Could you copy the records below exactly, leaving out any pictures they include?

• _Extracted data_
---+---
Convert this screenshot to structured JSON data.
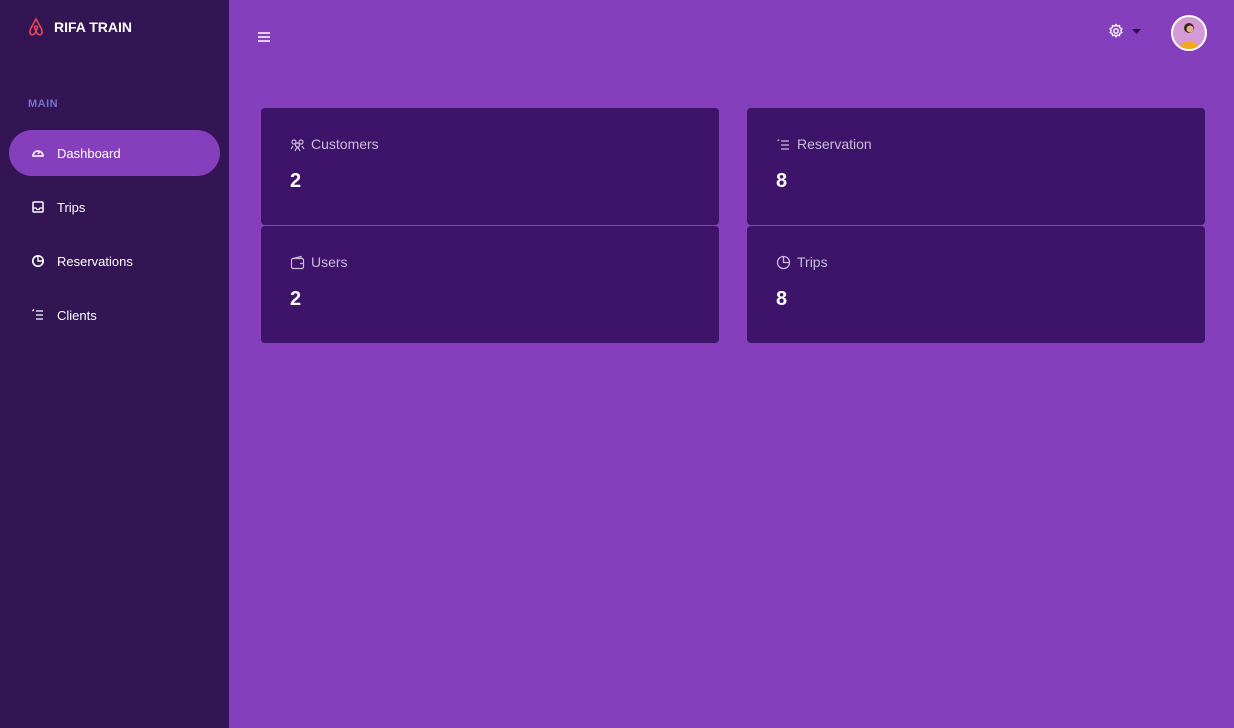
{
  "brand": {
    "name": "RIFA TRAIN",
    "logo_icon": "airbnb-logo-icon",
    "logo_color": "#e0475a"
  },
  "sidebar": {
    "section": "MAIN",
    "items": [
      {
        "label": "Dashboard",
        "icon": "dashboard-icon",
        "active": true
      },
      {
        "label": "Trips",
        "icon": "inbox-icon"
      },
      {
        "label": "Reservations",
        "icon": "pie-chart-icon"
      },
      {
        "label": "Clients",
        "icon": "list-icon"
      }
    ]
  },
  "header": {
    "menu_icon": "hamburger-icon",
    "settings_icon": "gear-icon",
    "avatar": "user-avatar"
  },
  "cards": [
    {
      "label": "Customers",
      "value": "2",
      "icon": "users-icon"
    },
    {
      "label": "Reservation",
      "value": "8",
      "icon": "list-icon"
    },
    {
      "label": "Users",
      "value": "2",
      "icon": "wallet-icon"
    },
    {
      "label": "Trips",
      "value": "8",
      "icon": "pie-chart-icon"
    }
  ],
  "colors": {
    "sidebar": "#321552",
    "main": "#853fbd",
    "card": "#3e146a",
    "accent": "#853fbd"
  }
}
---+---
• _Task response_
Convert this screenshot to structured JSON data.
{
  "brand": {
    "name": "RIFA TRAIN",
    "logo_icon": "airbnb-logo-icon",
    "logo_color": "#e0475a"
  },
  "sidebar": {
    "section": "MAIN",
    "items": [
      {
        "label": "Dashboard",
        "icon": "dashboard-icon",
        "active": true
      },
      {
        "label": "Trips",
        "icon": "inbox-icon"
      },
      {
        "label": "Reservations",
        "icon": "pie-chart-icon"
      },
      {
        "label": "Clients",
        "icon": "list-icon"
      }
    ]
  },
  "header": {
    "menu_icon": "hamburger-icon",
    "settings_icon": "gear-icon",
    "avatar": "user-avatar"
  },
  "cards": [
    {
      "label": "Customers",
      "value": "2",
      "icon": "users-icon"
    },
    {
      "label": "Reservation",
      "value": "8",
      "icon": "list-icon"
    },
    {
      "label": "Users",
      "value": "2",
      "icon": "wallet-icon"
    },
    {
      "label": "Trips",
      "value": "8",
      "icon": "pie-chart-icon"
    }
  ],
  "colors": {
    "sidebar": "#321552",
    "main": "#853fbd",
    "card": "#3e146a",
    "accent": "#853fbd"
  }
}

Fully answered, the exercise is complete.